• _TASK DIRECTIONS_:
The word "Auto" marks the lines you need; copy each of them from the data.

• _PROVIDED INFORMATION_:
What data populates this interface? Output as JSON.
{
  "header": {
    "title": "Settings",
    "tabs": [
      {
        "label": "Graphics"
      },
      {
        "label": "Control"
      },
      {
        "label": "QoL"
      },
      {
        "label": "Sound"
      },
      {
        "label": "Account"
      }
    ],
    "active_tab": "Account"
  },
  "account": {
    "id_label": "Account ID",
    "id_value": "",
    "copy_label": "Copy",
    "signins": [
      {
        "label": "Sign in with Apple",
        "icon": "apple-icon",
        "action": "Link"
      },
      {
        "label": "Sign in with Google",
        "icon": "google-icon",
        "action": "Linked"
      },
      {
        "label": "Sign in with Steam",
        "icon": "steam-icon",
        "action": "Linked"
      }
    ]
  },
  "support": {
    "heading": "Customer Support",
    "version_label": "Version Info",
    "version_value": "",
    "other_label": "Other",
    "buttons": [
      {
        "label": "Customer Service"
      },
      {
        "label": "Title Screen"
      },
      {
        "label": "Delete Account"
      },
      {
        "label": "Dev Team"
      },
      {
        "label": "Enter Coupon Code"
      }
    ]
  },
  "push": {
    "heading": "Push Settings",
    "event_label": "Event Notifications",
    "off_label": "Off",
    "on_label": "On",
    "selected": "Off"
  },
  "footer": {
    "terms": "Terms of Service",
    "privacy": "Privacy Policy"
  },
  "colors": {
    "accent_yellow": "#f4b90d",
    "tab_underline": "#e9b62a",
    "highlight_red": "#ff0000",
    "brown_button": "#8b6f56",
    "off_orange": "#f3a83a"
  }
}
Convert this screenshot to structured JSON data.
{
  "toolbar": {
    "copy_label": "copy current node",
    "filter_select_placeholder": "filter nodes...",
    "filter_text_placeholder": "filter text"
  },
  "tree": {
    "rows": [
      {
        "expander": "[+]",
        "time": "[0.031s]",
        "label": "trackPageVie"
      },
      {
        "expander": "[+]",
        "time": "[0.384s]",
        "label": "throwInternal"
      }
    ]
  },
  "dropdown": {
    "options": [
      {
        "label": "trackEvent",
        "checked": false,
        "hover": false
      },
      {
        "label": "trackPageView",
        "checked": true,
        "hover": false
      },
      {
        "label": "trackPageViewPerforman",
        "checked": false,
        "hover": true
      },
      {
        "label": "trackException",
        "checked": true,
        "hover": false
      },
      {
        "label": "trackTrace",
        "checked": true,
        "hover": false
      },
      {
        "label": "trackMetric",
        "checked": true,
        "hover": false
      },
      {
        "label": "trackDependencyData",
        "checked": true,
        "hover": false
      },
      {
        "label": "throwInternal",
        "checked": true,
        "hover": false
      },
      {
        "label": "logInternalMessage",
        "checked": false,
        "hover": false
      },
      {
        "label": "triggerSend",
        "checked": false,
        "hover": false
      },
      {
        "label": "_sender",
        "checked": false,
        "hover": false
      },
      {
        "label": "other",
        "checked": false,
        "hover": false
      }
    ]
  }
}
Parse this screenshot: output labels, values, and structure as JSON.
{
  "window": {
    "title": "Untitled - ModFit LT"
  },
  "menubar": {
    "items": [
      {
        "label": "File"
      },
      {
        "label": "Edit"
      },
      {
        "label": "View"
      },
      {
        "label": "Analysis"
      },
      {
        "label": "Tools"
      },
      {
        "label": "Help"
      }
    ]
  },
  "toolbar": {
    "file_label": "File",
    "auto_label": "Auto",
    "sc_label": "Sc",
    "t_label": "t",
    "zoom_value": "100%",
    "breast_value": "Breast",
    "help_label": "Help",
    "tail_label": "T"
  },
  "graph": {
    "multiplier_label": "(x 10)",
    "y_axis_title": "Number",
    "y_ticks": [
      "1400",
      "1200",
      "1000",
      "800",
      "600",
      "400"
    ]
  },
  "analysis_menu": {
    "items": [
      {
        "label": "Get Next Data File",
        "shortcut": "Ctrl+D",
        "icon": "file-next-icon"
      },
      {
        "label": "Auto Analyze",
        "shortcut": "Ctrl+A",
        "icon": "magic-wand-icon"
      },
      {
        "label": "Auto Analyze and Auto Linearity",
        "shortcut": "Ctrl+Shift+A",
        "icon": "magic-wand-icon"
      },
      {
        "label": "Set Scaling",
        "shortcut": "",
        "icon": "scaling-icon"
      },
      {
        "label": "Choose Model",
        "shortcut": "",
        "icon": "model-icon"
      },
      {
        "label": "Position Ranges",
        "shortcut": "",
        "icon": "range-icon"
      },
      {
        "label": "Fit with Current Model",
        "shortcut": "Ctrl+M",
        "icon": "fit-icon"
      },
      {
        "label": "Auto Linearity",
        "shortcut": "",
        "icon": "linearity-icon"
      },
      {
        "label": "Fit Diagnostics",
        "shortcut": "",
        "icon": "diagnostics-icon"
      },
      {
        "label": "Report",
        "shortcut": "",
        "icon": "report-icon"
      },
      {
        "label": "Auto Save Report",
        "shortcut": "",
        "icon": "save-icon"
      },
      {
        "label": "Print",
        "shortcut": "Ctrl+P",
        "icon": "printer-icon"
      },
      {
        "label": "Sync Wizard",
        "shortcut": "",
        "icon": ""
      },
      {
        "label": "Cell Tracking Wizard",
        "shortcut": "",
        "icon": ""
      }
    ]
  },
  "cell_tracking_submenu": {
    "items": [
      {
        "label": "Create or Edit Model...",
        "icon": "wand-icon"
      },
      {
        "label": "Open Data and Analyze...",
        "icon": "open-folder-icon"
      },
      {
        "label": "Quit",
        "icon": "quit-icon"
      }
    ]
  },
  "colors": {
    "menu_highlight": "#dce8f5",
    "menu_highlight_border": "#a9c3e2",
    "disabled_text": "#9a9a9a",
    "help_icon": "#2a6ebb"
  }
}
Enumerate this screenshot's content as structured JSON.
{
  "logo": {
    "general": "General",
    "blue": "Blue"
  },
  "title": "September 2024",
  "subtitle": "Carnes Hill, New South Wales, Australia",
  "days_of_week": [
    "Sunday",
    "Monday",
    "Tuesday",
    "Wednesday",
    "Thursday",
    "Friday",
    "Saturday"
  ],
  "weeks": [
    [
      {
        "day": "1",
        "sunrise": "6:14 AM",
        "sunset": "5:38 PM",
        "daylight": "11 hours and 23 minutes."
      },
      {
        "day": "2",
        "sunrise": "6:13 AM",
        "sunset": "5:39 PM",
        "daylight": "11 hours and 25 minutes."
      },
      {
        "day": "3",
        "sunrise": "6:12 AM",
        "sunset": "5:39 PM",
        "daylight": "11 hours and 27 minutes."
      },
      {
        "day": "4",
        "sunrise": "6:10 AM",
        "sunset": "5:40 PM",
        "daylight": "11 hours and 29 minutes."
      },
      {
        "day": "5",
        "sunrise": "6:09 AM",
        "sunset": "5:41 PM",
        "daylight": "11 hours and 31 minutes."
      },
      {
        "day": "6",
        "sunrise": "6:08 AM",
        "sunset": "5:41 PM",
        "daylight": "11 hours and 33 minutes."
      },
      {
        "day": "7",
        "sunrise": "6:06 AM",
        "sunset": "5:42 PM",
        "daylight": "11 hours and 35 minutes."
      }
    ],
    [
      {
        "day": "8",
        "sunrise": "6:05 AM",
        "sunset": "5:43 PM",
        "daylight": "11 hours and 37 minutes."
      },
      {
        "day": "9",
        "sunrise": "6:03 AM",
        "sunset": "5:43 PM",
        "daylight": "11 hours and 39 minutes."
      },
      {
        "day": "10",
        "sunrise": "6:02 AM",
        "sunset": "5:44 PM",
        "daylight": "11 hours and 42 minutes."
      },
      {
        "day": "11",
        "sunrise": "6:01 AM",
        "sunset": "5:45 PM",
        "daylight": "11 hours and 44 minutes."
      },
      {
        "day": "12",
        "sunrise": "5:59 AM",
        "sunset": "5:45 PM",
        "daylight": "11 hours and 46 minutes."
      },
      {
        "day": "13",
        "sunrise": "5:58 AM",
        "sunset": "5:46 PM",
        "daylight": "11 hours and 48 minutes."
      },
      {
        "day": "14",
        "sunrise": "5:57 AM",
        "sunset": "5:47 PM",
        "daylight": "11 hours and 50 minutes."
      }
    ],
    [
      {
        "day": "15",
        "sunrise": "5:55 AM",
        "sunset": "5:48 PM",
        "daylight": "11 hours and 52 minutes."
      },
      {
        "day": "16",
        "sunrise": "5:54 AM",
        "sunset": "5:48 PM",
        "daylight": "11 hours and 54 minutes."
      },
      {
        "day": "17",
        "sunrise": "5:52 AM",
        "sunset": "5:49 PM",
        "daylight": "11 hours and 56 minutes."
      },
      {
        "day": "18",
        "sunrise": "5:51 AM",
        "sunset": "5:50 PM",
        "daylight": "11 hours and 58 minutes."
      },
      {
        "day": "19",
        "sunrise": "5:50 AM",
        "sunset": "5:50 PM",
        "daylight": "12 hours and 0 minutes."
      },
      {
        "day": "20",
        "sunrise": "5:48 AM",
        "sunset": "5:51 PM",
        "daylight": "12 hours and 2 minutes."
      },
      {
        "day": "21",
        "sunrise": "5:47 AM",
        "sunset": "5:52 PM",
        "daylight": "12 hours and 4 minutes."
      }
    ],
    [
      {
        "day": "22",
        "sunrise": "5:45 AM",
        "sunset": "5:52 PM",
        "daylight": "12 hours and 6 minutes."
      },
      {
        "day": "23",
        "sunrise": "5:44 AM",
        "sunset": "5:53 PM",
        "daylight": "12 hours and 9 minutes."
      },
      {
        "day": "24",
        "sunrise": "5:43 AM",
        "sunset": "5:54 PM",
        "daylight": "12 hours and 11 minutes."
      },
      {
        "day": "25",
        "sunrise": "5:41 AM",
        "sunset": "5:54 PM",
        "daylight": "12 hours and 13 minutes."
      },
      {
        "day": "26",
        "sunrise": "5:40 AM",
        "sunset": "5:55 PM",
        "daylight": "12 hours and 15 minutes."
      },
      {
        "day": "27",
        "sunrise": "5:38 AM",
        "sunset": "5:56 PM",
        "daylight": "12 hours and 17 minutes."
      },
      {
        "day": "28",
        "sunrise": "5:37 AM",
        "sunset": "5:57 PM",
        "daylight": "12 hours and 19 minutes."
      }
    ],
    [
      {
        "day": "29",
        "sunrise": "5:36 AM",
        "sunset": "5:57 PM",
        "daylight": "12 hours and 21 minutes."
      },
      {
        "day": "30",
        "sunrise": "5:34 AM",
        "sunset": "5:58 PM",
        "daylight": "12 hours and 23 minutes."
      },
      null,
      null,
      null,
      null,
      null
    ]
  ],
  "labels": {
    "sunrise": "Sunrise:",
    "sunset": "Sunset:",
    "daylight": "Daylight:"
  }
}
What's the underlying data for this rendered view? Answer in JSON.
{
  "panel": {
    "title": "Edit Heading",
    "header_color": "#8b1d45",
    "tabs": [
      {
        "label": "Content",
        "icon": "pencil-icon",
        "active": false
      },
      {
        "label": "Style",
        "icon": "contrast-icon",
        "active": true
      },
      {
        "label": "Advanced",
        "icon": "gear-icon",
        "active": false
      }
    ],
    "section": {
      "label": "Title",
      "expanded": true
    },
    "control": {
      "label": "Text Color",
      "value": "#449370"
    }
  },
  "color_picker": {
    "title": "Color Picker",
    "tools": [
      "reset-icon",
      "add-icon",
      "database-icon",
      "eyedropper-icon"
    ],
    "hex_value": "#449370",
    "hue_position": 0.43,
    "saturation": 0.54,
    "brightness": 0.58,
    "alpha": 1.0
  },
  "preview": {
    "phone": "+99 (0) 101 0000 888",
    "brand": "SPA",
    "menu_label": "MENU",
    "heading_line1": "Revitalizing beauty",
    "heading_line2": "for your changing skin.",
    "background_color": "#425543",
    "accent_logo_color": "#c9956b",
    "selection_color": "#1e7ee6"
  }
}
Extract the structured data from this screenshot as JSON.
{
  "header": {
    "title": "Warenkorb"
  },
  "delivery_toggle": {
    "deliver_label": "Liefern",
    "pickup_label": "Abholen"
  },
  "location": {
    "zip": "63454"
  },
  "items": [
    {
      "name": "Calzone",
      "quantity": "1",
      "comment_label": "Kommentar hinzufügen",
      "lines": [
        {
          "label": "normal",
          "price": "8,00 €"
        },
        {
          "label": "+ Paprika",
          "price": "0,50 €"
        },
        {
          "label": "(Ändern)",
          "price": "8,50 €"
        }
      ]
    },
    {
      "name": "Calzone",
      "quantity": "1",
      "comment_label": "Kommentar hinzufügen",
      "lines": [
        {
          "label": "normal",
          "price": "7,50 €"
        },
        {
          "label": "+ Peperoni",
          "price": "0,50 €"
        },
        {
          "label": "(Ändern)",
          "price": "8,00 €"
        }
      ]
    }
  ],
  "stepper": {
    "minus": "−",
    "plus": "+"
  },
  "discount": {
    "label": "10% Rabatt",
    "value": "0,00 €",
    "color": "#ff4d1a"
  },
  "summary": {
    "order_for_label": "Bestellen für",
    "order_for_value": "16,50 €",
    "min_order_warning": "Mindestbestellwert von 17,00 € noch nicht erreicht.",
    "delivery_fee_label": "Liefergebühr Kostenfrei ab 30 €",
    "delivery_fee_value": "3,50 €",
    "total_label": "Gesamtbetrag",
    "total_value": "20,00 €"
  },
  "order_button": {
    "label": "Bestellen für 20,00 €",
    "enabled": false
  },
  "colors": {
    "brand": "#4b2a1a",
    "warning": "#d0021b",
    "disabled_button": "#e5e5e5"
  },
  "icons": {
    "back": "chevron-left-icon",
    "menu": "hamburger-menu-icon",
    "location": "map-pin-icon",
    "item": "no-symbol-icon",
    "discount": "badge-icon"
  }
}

• _EXERCISE OUTPUT_:
    "auto_label": "Auto",
        "label": "Auto Analyze",
        "label": "Auto Analyze and Auto Linearity",
        "label": "Auto Linearity",
        "label": "Auto Save Report",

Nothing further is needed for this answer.